Data to examine Start Marker
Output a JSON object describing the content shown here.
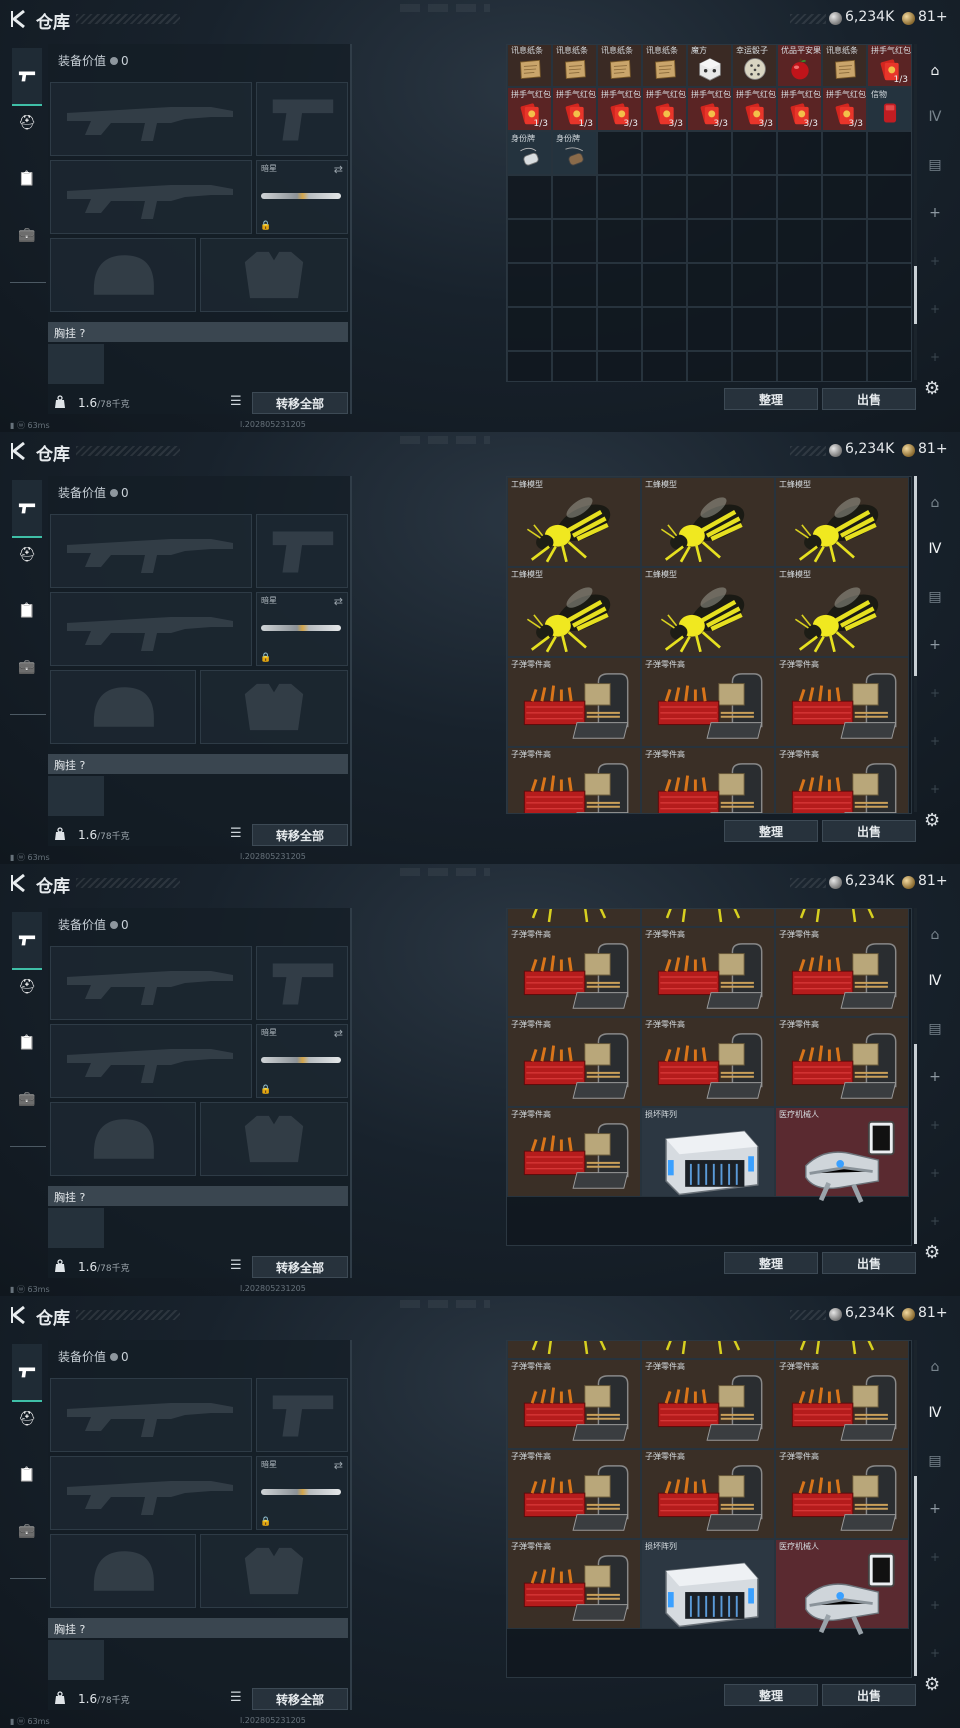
{
  "header": {
    "title": "仓库",
    "currency_silver": "6,234K",
    "currency_gold": "81+"
  },
  "equipment": {
    "value_label": "装备价值",
    "value": "0",
    "melee_label": "暗星",
    "chest_label": "胸挂 ?",
    "weight_value": "1.6",
    "weight_capacity": "/78千克",
    "transfer_all": "转移全部"
  },
  "actions": {
    "sort": "整理",
    "sell": "出售"
  },
  "status": {
    "ping": "63ms",
    "build": "l.202805231205"
  },
  "frame1_items": [
    {
      "label": "讯息纸条",
      "type": "note"
    },
    {
      "label": "讯息纸条",
      "type": "note"
    },
    {
      "label": "讯息纸条",
      "type": "note"
    },
    {
      "label": "讯息纸条",
      "type": "note"
    },
    {
      "label": "魔方",
      "type": "cube"
    },
    {
      "label": "幸运骰子",
      "type": "dice"
    },
    {
      "label": "优品平安果",
      "type": "apple"
    },
    {
      "label": "讯息纸条",
      "type": "note"
    },
    {
      "label": "拼手气红包",
      "type": "redpack",
      "count": "1/3"
    },
    {
      "label": "拼手气红包",
      "type": "redpack",
      "count": "1/3"
    },
    {
      "label": "拼手气红包",
      "type": "redpack",
      "count": "1/3"
    },
    {
      "label": "拼手气红包",
      "type": "redpack",
      "count": "3/3"
    },
    {
      "label": "拼手气红包",
      "type": "redpack",
      "count": "3/3"
    },
    {
      "label": "拼手气红包",
      "type": "redpack",
      "count": "3/3"
    },
    {
      "label": "拼手气红包",
      "type": "redpack",
      "count": "3/3"
    },
    {
      "label": "拼手气红包",
      "type": "redpack",
      "count": "3/3"
    },
    {
      "label": "拼手气红包",
      "type": "redpack",
      "count": "3/3"
    },
    {
      "label": "信物",
      "type": "token"
    },
    {
      "label": "身份牌",
      "type": "tag"
    },
    {
      "label": "身份牌",
      "type": "tag2"
    }
  ],
  "frame2_items": [
    {
      "label": "工蜂模型",
      "type": "bee"
    },
    {
      "label": "工蜂模型",
      "type": "bee"
    },
    {
      "label": "工蜂模型",
      "type": "bee"
    },
    {
      "label": "工蜂模型",
      "type": "bee"
    },
    {
      "label": "工蜂模型",
      "type": "bee"
    },
    {
      "label": "工蜂模型",
      "type": "bee"
    },
    {
      "label": "子弹零件高",
      "type": "ammo"
    },
    {
      "label": "子弹零件高",
      "type": "ammo"
    },
    {
      "label": "子弹零件高",
      "type": "ammo"
    },
    {
      "label": "子弹零件高",
      "type": "ammo"
    },
    {
      "label": "子弹零件高",
      "type": "ammo"
    },
    {
      "label": "子弹零件高",
      "type": "ammo"
    }
  ],
  "frame3_items": [
    {
      "label": "",
      "type": "bee-partial"
    },
    {
      "label": "",
      "type": "bee-partial"
    },
    {
      "label": "",
      "type": "bee-partial"
    },
    {
      "label": "子弹零件高",
      "type": "ammo"
    },
    {
      "label": "子弹零件高",
      "type": "ammo"
    },
    {
      "label": "子弹零件高",
      "type": "ammo"
    },
    {
      "label": "子弹零件高",
      "type": "ammo"
    },
    {
      "label": "子弹零件高",
      "type": "ammo"
    },
    {
      "label": "子弹零件高",
      "type": "ammo"
    },
    {
      "label": "子弹零件高",
      "type": "ammo"
    },
    {
      "label": "损坏阵列",
      "type": "array"
    },
    {
      "label": "医疗机械人",
      "type": "robot"
    }
  ],
  "scroll_positions": [
    0.8,
    0.0,
    1.0,
    1.0
  ],
  "colors": {
    "accent": "#3fbfa7",
    "rare_red": "#5a2a2a",
    "legendary": "#4a3a2a"
  }
}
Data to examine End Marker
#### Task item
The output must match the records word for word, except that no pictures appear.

#### Answer box
Output a JSON object describing the content shown here.
{
  "header": {
    "title": "仓库",
    "currency_silver": "6,234K",
    "currency_gold": "81+"
  },
  "equipment": {
    "value_label": "装备价值",
    "value": "0",
    "melee_label": "暗星",
    "chest_label": "胸挂 ?",
    "weight_value": "1.6",
    "weight_capacity": "/78千克",
    "transfer_all": "转移全部"
  },
  "actions": {
    "sort": "整理",
    "sell": "出售"
  },
  "status": {
    "ping": "63ms",
    "build": "l.202805231205"
  },
  "frame1_items": [
    {
      "label": "讯息纸条",
      "type": "note"
    },
    {
      "label": "讯息纸条",
      "type": "note"
    },
    {
      "label": "讯息纸条",
      "type": "note"
    },
    {
      "label": "讯息纸条",
      "type": "note"
    },
    {
      "label": "魔方",
      "type": "cube"
    },
    {
      "label": "幸运骰子",
      "type": "dice"
    },
    {
      "label": "优品平安果",
      "type": "apple"
    },
    {
      "label": "讯息纸条",
      "type": "note"
    },
    {
      "label": "拼手气红包",
      "type": "redpack",
      "count": "1/3"
    },
    {
      "label": "拼手气红包",
      "type": "redpack",
      "count": "1/3"
    },
    {
      "label": "拼手气红包",
      "type": "redpack",
      "count": "1/3"
    },
    {
      "label": "拼手气红包",
      "type": "redpack",
      "count": "3/3"
    },
    {
      "label": "拼手气红包",
      "type": "redpack",
      "count": "3/3"
    },
    {
      "label": "拼手气红包",
      "type": "redpack",
      "count": "3/3"
    },
    {
      "label": "拼手气红包",
      "type": "redpack",
      "count": "3/3"
    },
    {
      "label": "拼手气红包",
      "type": "redpack",
      "count": "3/3"
    },
    {
      "label": "拼手气红包",
      "type": "redpack",
      "count": "3/3"
    },
    {
      "label": "信物",
      "type": "token"
    },
    {
      "label": "身份牌",
      "type": "tag"
    },
    {
      "label": "身份牌",
      "type": "tag2"
    }
  ],
  "frame2_items": [
    {
      "label": "工蜂模型",
      "type": "bee"
    },
    {
      "label": "工蜂模型",
      "type": "bee"
    },
    {
      "label": "工蜂模型",
      "type": "bee"
    },
    {
      "label": "工蜂模型",
      "type": "bee"
    },
    {
      "label": "工蜂模型",
      "type": "bee"
    },
    {
      "label": "工蜂模型",
      "type": "bee"
    },
    {
      "label": "子弹零件高",
      "type": "ammo"
    },
    {
      "label": "子弹零件高",
      "type": "ammo"
    },
    {
      "label": "子弹零件高",
      "type": "ammo"
    },
    {
      "label": "子弹零件高",
      "type": "ammo"
    },
    {
      "label": "子弹零件高",
      "type": "ammo"
    },
    {
      "label": "子弹零件高",
      "type": "ammo"
    }
  ],
  "frame3_items": [
    {
      "label": "",
      "type": "bee-partial"
    },
    {
      "label": "",
      "type": "bee-partial"
    },
    {
      "label": "",
      "type": "bee-partial"
    },
    {
      "label": "子弹零件高",
      "type": "ammo"
    },
    {
      "label": "子弹零件高",
      "type": "ammo"
    },
    {
      "label": "子弹零件高",
      "type": "ammo"
    },
    {
      "label": "子弹零件高",
      "type": "ammo"
    },
    {
      "label": "子弹零件高",
      "type": "ammo"
    },
    {
      "label": "子弹零件高",
      "type": "ammo"
    },
    {
      "label": "子弹零件高",
      "type": "ammo"
    },
    {
      "label": "损坏阵列",
      "type": "array"
    },
    {
      "label": "医疗机械人",
      "type": "robot"
    }
  ],
  "scroll_positions": [
    0.8,
    0.0,
    1.0,
    1.0
  ],
  "colors": {
    "accent": "#3fbfa7",
    "rare_red": "#5a2a2a",
    "legendary": "#4a3a2a"
  }
}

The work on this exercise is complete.